The exercises are different now- I haven’t seen any of the “star skaters- it’s almost like an extreme version of the curtsy”  (you’ll laugh if you had been doing FitStar before the update!) but there are a lot of really challenging exercises. They are mostly well explained, though the design of the app has some kind of overlay on top of of the video that makes it occasionally hard to see. The exercises start immediately after the demonstration, mostly so fast that if you are new to the exercise, it is hard to get in position before they start. I usually miss the first exercise of the set, I’ve noticed, but I anticipate that this will improve as I become more familiar with the exercises.

I like that you can choose a more efficient or more challenging routine that day depending on your time and motivation- before, if you were in a program- “get lean” or “get strong” for instance, you were stuck doing exactly what the next routine in the series was. Some days, I feel like doing more, or have less time. I think this results in doing the routines more often, because if I have less time, I can do a shorter routine instead of skipping it altogether because I don’t have time for what the plan had intended for me.

The increased integration with FitBit now allows the app to adjust your workout depending on what you did with the Fitbit the day before- if it knows you pushed it on a long run, it might suggest something easier the next day. I don’t think this works if you’re not using a FitBit-I use an Apple Watch, for instance.

Speaking of Apple Watch, it has also dropped the apple watch app. Truth be told, I didn’t use the app that often, since it had limited functionality, but I did like how it could tell you how many of each exercise were supposed to be in the set. To make up for this, there’s a new option to add a “ticking” sound to each rep, so I just keep up with the sounds to get the right number of reps. This has the effect of making the routine more challenging as well, as I am doing the reps slower and using more muscle power on the negative, which is good.

I think the subscription cost has stayed the same- $7.99 per month. I think it’s a good value, especially right now, while I’m away from home for an extended period of time. When I get back home, where I can go to the gym before work, I’ll quit the subscription.

Overall, I think this has been a good change.
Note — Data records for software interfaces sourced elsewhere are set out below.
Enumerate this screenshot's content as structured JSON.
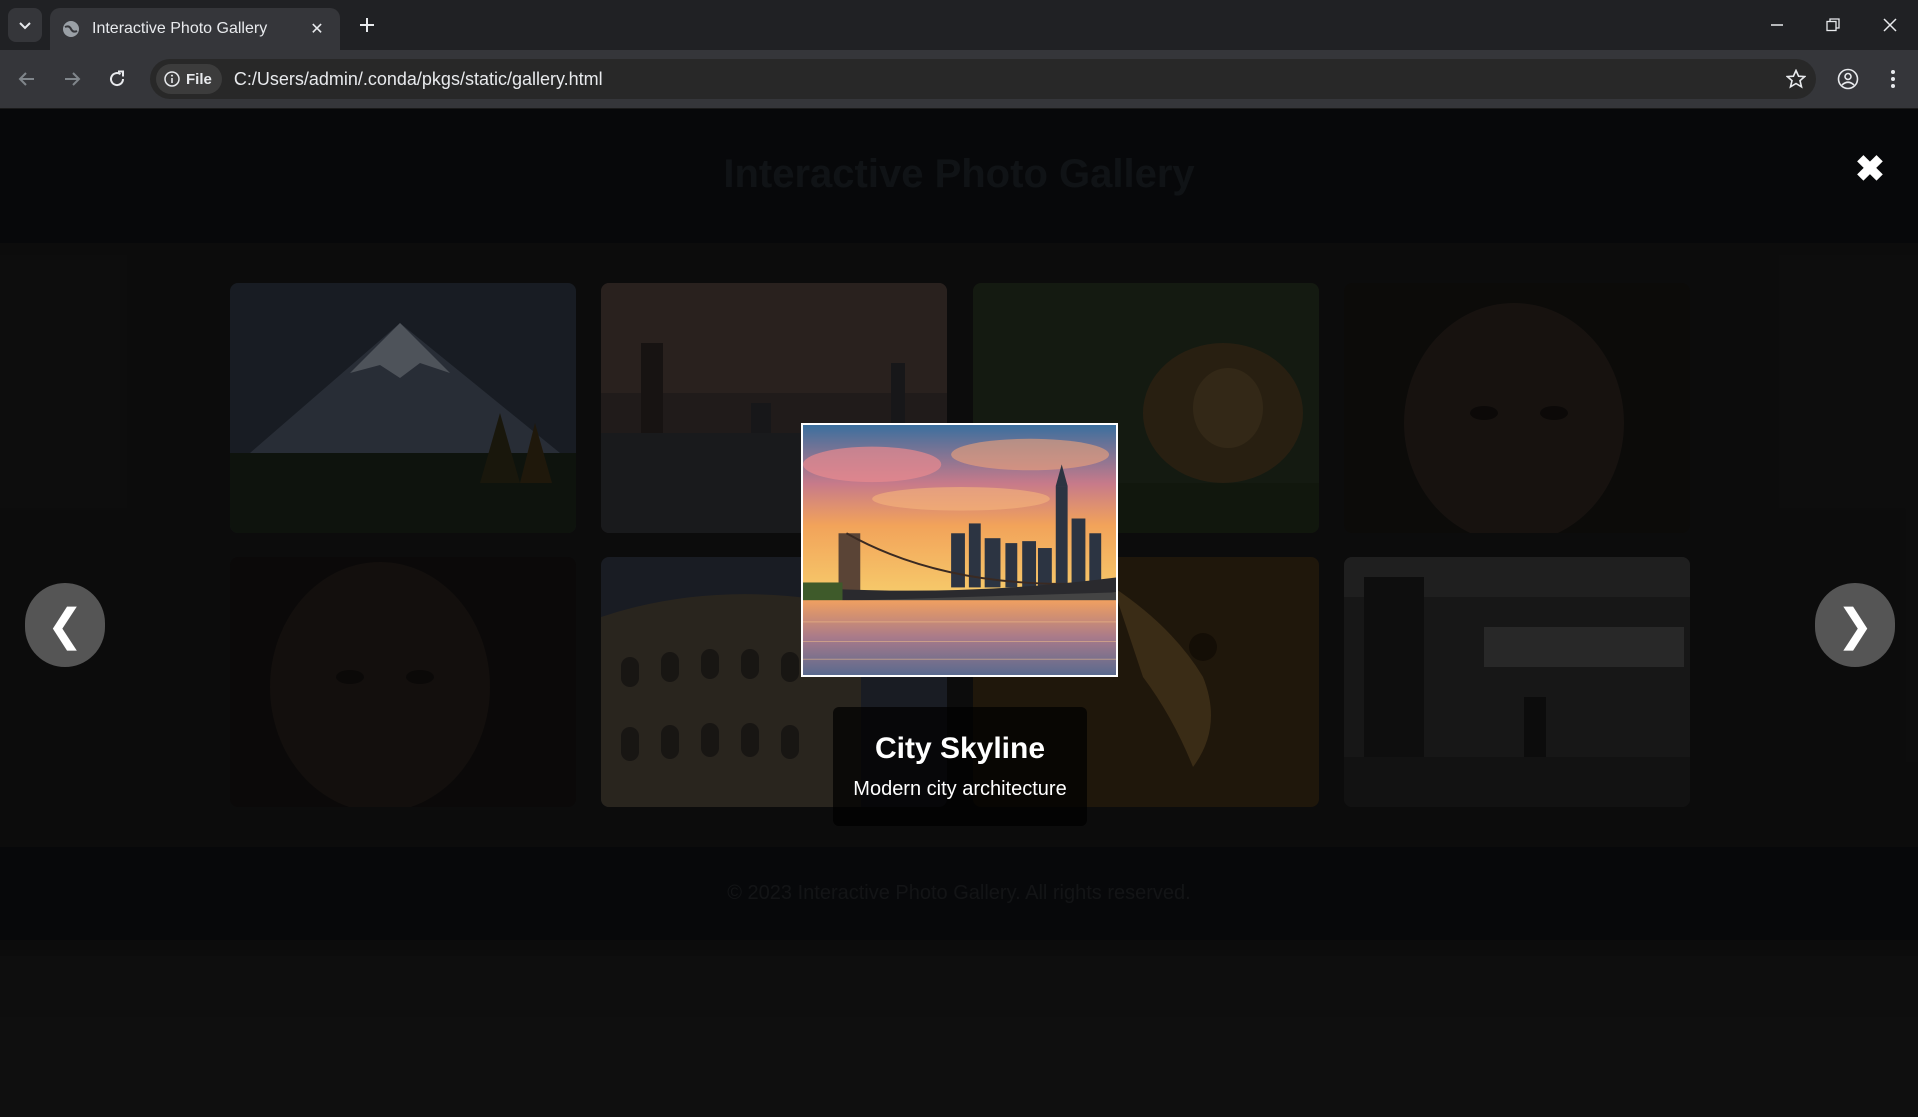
{
  "browser": {
    "tab_title": "Interactive Photo Gallery",
    "site_chip_label": "File",
    "url": "C:/Users/admin/.conda/pkgs/static/gallery.html"
  },
  "page": {
    "header_title": "Interactive Photo Gallery",
    "footer_text": "© 2023 Interactive Photo Gallery. All rights reserved."
  },
  "lightbox": {
    "close_glyph": "✖",
    "prev_glyph": "❮",
    "next_glyph": "❯",
    "caption_title": "City Skyline",
    "caption_description": "Modern city architecture"
  }
}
It would be nice if it could give you the workout adjustment aspect if you’re not using a FitBit. It would also be nice if the Apple Watch app was reintroduced with more functionality, perhaps using it’s ability to measure heart rate. And give us Tony Gonzalez back!